◆ WHAT IS EXPECTED:
You are asked to filter the data below and copy every line holding "your".

Web page and app entries:
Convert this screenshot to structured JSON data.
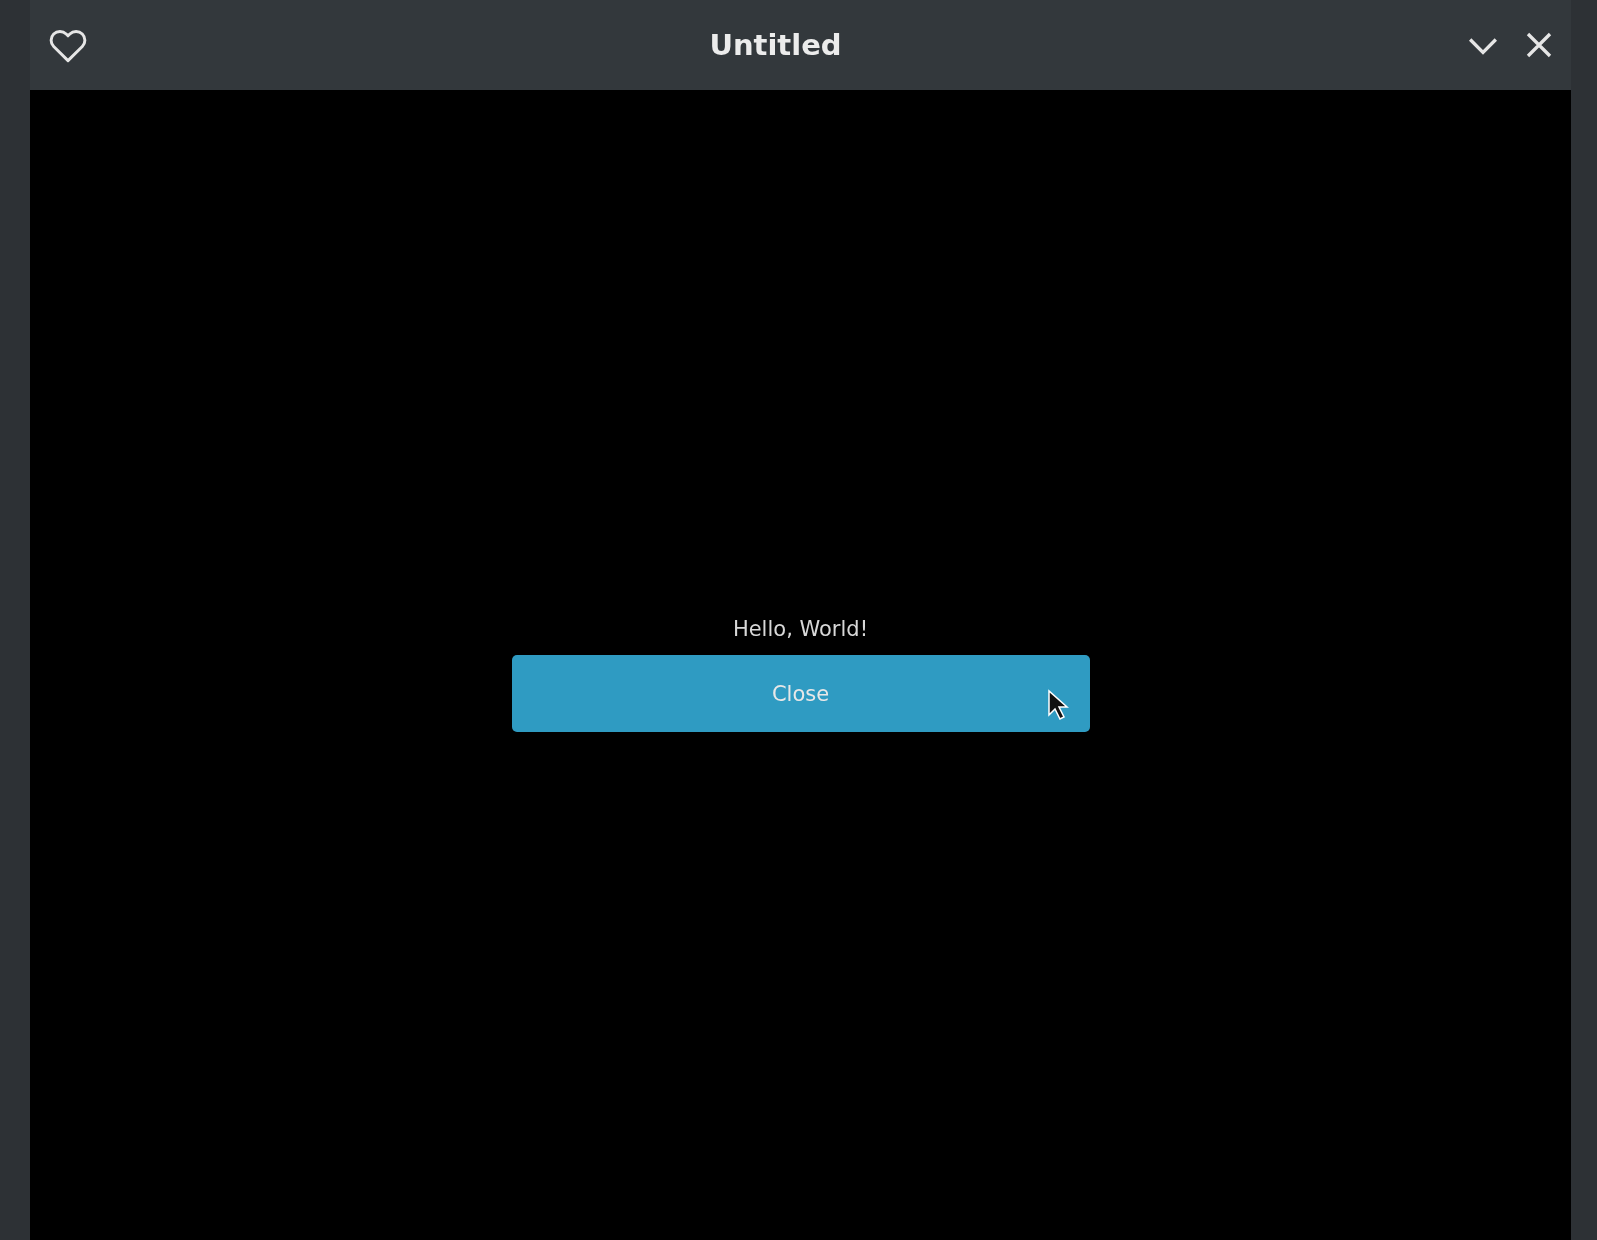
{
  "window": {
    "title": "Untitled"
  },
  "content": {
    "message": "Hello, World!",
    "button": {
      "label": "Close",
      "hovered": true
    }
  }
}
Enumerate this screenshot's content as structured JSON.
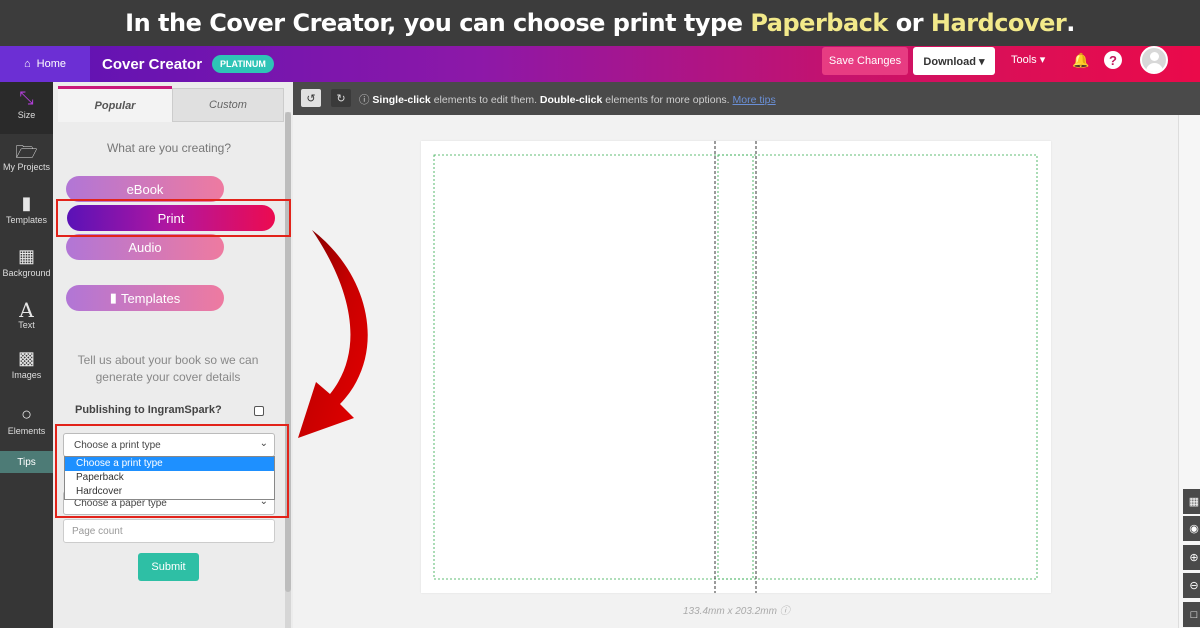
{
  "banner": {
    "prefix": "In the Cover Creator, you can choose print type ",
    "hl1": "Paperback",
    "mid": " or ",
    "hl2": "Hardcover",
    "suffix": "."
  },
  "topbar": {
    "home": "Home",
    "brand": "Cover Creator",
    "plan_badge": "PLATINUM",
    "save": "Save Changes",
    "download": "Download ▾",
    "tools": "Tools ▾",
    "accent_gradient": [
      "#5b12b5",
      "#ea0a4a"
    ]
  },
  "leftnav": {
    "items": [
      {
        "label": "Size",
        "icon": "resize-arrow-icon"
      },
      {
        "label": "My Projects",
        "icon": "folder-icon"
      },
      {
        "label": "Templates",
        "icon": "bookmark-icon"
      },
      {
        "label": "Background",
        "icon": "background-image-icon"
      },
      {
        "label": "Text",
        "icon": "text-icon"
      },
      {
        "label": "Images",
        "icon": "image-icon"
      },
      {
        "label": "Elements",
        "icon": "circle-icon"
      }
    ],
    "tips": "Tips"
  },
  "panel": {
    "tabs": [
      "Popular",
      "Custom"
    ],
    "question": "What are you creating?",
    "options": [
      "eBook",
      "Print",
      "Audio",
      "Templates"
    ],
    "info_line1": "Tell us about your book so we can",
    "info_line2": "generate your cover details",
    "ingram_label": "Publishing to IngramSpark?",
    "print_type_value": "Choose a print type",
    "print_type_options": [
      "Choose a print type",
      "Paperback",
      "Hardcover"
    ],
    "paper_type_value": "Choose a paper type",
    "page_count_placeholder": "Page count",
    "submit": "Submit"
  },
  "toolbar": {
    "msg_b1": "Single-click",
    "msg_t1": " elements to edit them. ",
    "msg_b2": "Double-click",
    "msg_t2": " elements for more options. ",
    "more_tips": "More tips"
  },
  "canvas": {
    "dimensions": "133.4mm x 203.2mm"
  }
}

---

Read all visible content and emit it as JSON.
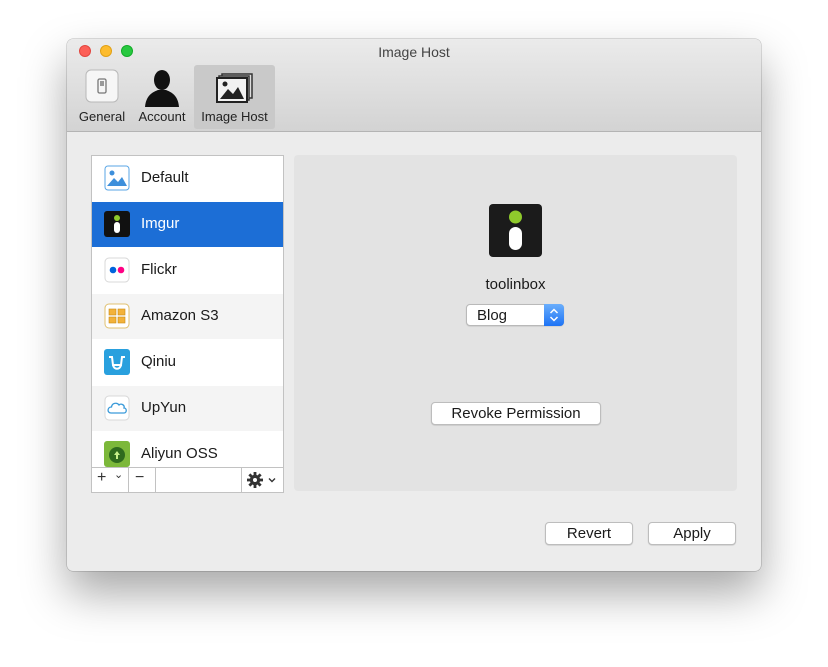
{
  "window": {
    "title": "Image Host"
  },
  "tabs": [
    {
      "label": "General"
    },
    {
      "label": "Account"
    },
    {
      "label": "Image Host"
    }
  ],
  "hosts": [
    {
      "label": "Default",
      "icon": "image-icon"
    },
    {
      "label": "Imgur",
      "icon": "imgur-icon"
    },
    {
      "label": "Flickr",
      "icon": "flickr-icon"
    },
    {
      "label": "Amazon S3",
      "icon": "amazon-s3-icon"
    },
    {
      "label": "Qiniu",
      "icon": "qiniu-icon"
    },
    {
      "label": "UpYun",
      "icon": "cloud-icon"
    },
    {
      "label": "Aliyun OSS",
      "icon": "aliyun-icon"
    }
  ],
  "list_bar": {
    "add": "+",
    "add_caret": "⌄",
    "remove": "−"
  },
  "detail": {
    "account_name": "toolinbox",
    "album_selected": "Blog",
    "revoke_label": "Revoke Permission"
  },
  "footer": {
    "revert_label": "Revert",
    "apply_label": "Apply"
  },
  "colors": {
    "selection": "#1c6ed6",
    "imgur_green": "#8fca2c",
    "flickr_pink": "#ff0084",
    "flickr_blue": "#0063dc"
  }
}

◆ ANSWER BELOW:
    "info_line1": "Tell us about your book so we can",
    "info_line2": "generate your cover details",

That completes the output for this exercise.